# [Work order]
Restate the full set of records exactly, word for word.

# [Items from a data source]
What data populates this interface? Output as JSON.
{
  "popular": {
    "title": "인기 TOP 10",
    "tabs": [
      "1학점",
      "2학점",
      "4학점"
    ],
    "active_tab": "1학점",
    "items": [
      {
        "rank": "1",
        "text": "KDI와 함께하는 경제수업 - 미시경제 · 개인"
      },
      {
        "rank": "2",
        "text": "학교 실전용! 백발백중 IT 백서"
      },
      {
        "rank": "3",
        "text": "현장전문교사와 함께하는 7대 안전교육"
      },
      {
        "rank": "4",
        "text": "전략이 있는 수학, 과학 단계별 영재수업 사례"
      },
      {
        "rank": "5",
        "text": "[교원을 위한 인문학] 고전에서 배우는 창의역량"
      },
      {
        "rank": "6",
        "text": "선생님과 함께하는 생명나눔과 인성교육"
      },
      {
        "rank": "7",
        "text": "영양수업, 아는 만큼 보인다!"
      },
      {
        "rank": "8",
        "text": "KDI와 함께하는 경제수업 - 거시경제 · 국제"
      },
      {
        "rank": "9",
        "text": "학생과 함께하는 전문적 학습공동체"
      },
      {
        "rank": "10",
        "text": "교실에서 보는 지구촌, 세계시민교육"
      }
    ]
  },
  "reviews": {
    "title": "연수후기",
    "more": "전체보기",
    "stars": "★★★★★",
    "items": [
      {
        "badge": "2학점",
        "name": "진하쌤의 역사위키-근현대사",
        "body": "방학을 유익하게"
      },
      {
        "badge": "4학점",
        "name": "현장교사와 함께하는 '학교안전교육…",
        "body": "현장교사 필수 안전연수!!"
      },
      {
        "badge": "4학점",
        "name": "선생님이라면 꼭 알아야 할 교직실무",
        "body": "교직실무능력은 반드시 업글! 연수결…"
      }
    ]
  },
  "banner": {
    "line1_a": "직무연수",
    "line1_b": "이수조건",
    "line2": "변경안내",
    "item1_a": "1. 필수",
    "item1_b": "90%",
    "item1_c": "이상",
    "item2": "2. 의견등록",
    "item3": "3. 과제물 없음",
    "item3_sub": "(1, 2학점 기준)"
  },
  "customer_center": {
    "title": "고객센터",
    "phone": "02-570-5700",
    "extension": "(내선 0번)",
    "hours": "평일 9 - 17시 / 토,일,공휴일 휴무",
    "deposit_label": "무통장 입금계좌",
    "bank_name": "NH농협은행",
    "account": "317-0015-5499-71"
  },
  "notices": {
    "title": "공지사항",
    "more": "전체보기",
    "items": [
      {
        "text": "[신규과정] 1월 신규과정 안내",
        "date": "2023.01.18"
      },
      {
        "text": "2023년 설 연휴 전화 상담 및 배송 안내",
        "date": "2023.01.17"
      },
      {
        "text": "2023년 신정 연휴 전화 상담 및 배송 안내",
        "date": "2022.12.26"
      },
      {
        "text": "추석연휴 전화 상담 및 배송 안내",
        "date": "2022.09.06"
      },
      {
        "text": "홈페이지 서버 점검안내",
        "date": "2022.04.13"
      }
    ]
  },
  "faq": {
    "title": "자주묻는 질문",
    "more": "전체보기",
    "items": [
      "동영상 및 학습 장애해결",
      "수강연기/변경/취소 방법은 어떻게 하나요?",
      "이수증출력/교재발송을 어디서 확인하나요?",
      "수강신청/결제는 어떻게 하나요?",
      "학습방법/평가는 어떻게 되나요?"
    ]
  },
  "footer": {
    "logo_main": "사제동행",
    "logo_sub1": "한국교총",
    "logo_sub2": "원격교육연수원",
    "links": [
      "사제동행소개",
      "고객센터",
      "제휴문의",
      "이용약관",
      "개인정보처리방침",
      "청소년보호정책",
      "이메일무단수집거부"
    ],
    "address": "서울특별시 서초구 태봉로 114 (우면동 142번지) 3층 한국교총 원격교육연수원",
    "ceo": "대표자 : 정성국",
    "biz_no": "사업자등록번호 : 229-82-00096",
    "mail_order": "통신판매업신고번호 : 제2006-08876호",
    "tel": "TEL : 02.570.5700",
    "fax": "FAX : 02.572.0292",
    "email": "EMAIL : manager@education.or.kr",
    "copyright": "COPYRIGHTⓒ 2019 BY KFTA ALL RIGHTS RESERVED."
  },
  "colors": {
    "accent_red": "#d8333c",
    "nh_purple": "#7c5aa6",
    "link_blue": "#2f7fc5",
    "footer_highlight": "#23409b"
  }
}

# [Output of the exercise]
What data populates this interface? Output as JSON.
{
  "popular": {
    "title": "인기 TOP 10",
    "tabs": [
      "1학점",
      "2학점",
      "4학점"
    ],
    "active_tab": "1학점",
    "items": [
      {
        "rank": "1",
        "text": "KDI와 함께하는 경제수업 - 미시경제 · 개인"
      },
      {
        "rank": "2",
        "text": "학교 실전용! 백발백중 IT 백서"
      },
      {
        "rank": "3",
        "text": "현장전문교사와 함께하는 7대 안전교육"
      },
      {
        "rank": "4",
        "text": "전략이 있는 수학, 과학 단계별 영재수업 사례"
      },
      {
        "rank": "5",
        "text": "[교원을 위한 인문학] 고전에서 배우는 창의역량"
      },
      {
        "rank": "6",
        "text": "선생님과 함께하는 생명나눔과 인성교육"
      },
      {
        "rank": "7",
        "text": "영양수업, 아는 만큼 보인다!"
      },
      {
        "rank": "8",
        "text": "KDI와 함께하는 경제수업 - 거시경제 · 국제"
      },
      {
        "rank": "9",
        "text": "학생과 함께하는 전문적 학습공동체"
      },
      {
        "rank": "10",
        "text": "교실에서 보는 지구촌, 세계시민교육"
      }
    ]
  },
  "reviews": {
    "title": "연수후기",
    "more": "전체보기",
    "stars": "★★★★★",
    "items": [
      {
        "badge": "2학점",
        "name": "진하쌤의 역사위키-근현대사",
        "body": "방학을 유익하게"
      },
      {
        "badge": "4학점",
        "name": "현장교사와 함께하는 '학교안전교육…",
        "body": "현장교사 필수 안전연수!!"
      },
      {
        "badge": "4학점",
        "name": "선생님이라면 꼭 알아야 할 교직실무",
        "body": "교직실무능력은 반드시 업글! 연수결…"
      }
    ]
  },
  "banner": {
    "line1_a": "직무연수",
    "line1_b": "이수조건",
    "line2": "변경안내",
    "item1_a": "1. 필수",
    "item1_b": "90%",
    "item1_c": "이상",
    "item2": "2. 의견등록",
    "item3": "3. 과제물 없음",
    "item3_sub": "(1, 2학점 기준)"
  },
  "customer_center": {
    "title": "고객센터",
    "phone": "02-570-5700",
    "extension": "(내선 0번)",
    "hours": "평일 9 - 17시 / 토,일,공휴일 휴무",
    "deposit_label": "무통장 입금계좌",
    "bank_name": "NH농협은행",
    "account": "317-0015-5499-71"
  },
  "notices": {
    "title": "공지사항",
    "more": "전체보기",
    "items": [
      {
        "text": "[신규과정] 1월 신규과정 안내",
        "date": "2023.01.18"
      },
      {
        "text": "2023년 설 연휴 전화 상담 및 배송 안내",
        "date": "2023.01.17"
      },
      {
        "text": "2023년 신정 연휴 전화 상담 및 배송 안내",
        "date": "2022.12.26"
      },
      {
        "text": "추석연휴 전화 상담 및 배송 안내",
        "date": "2022.09.06"
      },
      {
        "text": "홈페이지 서버 점검안내",
        "date": "2022.04.13"
      }
    ]
  },
  "faq": {
    "title": "자주묻는 질문",
    "more": "전체보기",
    "items": [
      "동영상 및 학습 장애해결",
      "수강연기/변경/취소 방법은 어떻게 하나요?",
      "이수증출력/교재발송을 어디서 확인하나요?",
      "수강신청/결제는 어떻게 하나요?",
      "학습방법/평가는 어떻게 되나요?"
    ]
  },
  "footer": {
    "logo_main": "사제동행",
    "logo_sub1": "한국교총",
    "logo_sub2": "원격교육연수원",
    "links": [
      "사제동행소개",
      "고객센터",
      "제휴문의",
      "이용약관",
      "개인정보처리방침",
      "청소년보호정책",
      "이메일무단수집거부"
    ],
    "address": "서울특별시 서초구 태봉로 114 (우면동 142번지) 3층 한국교총 원격교육연수원",
    "ceo": "대표자 : 정성국",
    "biz_no": "사업자등록번호 : 229-82-00096",
    "mail_order": "통신판매업신고번호 : 제2006-08876호",
    "tel": "TEL : 02.570.5700",
    "fax": "FAX : 02.572.0292",
    "email": "EMAIL : manager@education.or.kr",
    "copyright": "COPYRIGHTⓒ 2019 BY KFTA ALL RIGHTS RESERVED."
  },
  "colors": {
    "accent_red": "#d8333c",
    "nh_purple": "#7c5aa6",
    "link_blue": "#2f7fc5",
    "footer_highlight": "#23409b"
  }
}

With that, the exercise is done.